4. Scottish And British Attitudes To Public And Welfare Spending
4.1. Another relevant area of attitudinal research relates to views on taxation and government spending in general and spending specifically on welfare benefits in particular. Support for high levels of taxation and spending can be interpreted as support for redistribution from the better off to the worst off in society, while welfare spending in general is targeted at those most in need.
4.2. The BSA and SSA include a question about desired taxation and public spending levels, where respondents can choose from the following options:
- reducing taxes and spending less on health, education etc.;
- keeping taxes and spending on these services at the same level; or
- increasing taxes and spending more on health, education, etc.
4.3. In Scotland in 2014, a large minority thought that taxes and spending should be increased. Almost half of people in Scotland (48%) thought that taxes and public spending should be kept at the same level, while 44% thought they should be increased. Only 4% thought that taxes and spending should be decreased.
4.4. For comparison, in the equivalent BSA question in 2013, respondents were slightly less generous: 54% were in favour of keeping taxing and spending at the same level, 36% wanted to increase it, and 6% wanted to reduce it.
4.5. The majority of people in Scotland were opposed to any budget cuts as part of UK welfare reforms, or felt that cuts were too deep or were happening too soon. The Scotpulse survey asked respondents to select one from a number of statements about the welfare reforms introduced by the UK government.

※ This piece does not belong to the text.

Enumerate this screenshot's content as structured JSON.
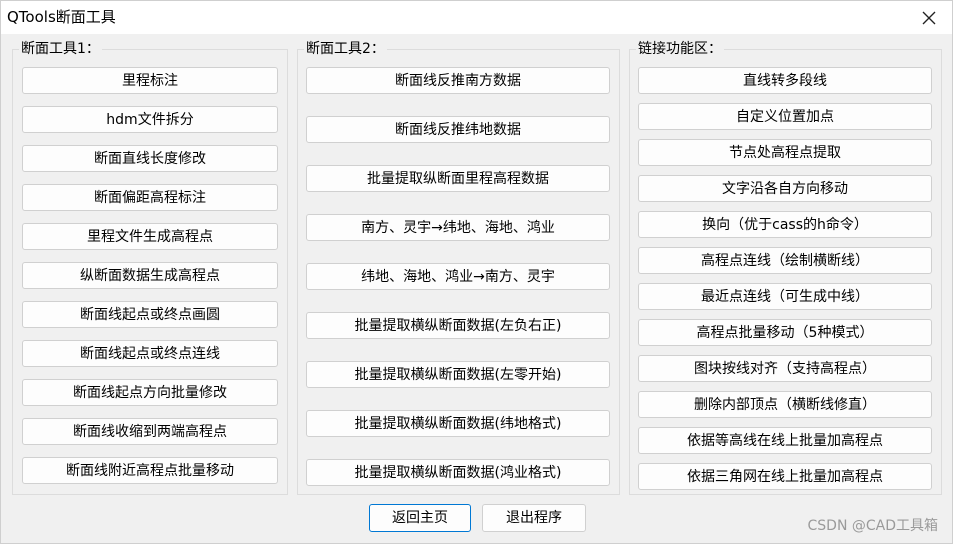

4.6. As Figure 5 shows, the most popular response (40%) was that 'we should not be reducing money available to the poorest in society'. However, this is still a minority response.
4.7. A slightly smaller percentage indicated support for the cuts, either because 'we spend too much on welfare (16%), or because 'they are necessary as we need to reduce the budget deficit' (11%). Twenty five per cent thought 'the cuts were necessary but were too deep and too soon'.
Source: Scotpulse survey
4.8. British support for extra spending on welfare benefits declined between the late 1980s and 2011, but in 2012 and 2013 showed a slight increase. The BSA includes another, slightly different question asking if the government should spend more money on welfare benefits for the poor even if it leads to higher taxes. In 2013, 36% agreed with this proposition, whilst 32% disagreed and 30% neither agreed nor disagreed. Over the last two decades, support for more spending on welfare benefits declined up until 2011, and then increased, with an increase of 8 percentage points in the 2013 figure compared to 2011, as can be seen in Figure 6 below.
Source: British Social Attitudes Survey
4.9. Figures from 2013 indicated that there was still a strong feeling of there being more deserving and less deserving claimants. In Scotland, the SSA in 2013 asked if the government should spend more or less on benefits for unemployed people, disabled people who can't work and retired people.
4.10. Sixty-one per cent wanted to spend more on disabled people who could not work, and 57% wanted to spend more on retired people. However, only 20% wanted to see more spending on unemployed people and 43% wanted to see spending reduced for this group. Note that this represents a slightly more positive attitude towards unemployment benefits than in Britain as a whole as discussed below.
4.11. The question in the BSA asked whether there should be more or less government spending on six different categories: benefits for unemployed people; benefits for single parents; benefits for disabled people who cannot work; benefits for people who care for those who are sick or disabled; benefits for retired people and benefits for parents who work on very low incomes.
4.12. The majority of British respondents advocated more spending on people who care for those who are sick or disabled (73%); parents who work on a very low income (59%); and disabled people who cannot work (54%). Nearly half (48%) wanted more spending for retired people; but only 15% thought that more should be spent on unemployment benefits. Meanwhile nearly half (49%) thought that less should be spent on benefits for unemployed people.
4.13. Support for extra spending on unemployment benefits remained low, but increased over the last five years.Respondents in the BSA were asked to choose their first and second priorities for extra welfare spending. They could choose from: retirement pensions; child benefits; benefits for the unemployed, benefits for disabled people and benefits for single parents.
4.14. Figure 7 below shows the first and second priorities for extra government spending on different benefits over time. Again, there was more support for spending on some benefits than others, with retirement pensions and benefits for the disabled consistently being the British public's top two priorities for additional welfare spending.
Source: British Social Attitudes Survey, after Clery et al (2013), p.33
4.15. The public were least likely to advocate more spending for those on unemployment benefits, with 12% in 2012 selecting this as one of their top two priorities for extra spending on welfare. This is substantially lower than levels recorded between the 1980s and the mid-1990s, which fluctuated between 20 and 35%, but was an increase of five percentage points from 2007, where it stood at its lowest ever level of 7%. This might indicate that the prolonged economic downturn has increased support for extra spending on unemployment benefits.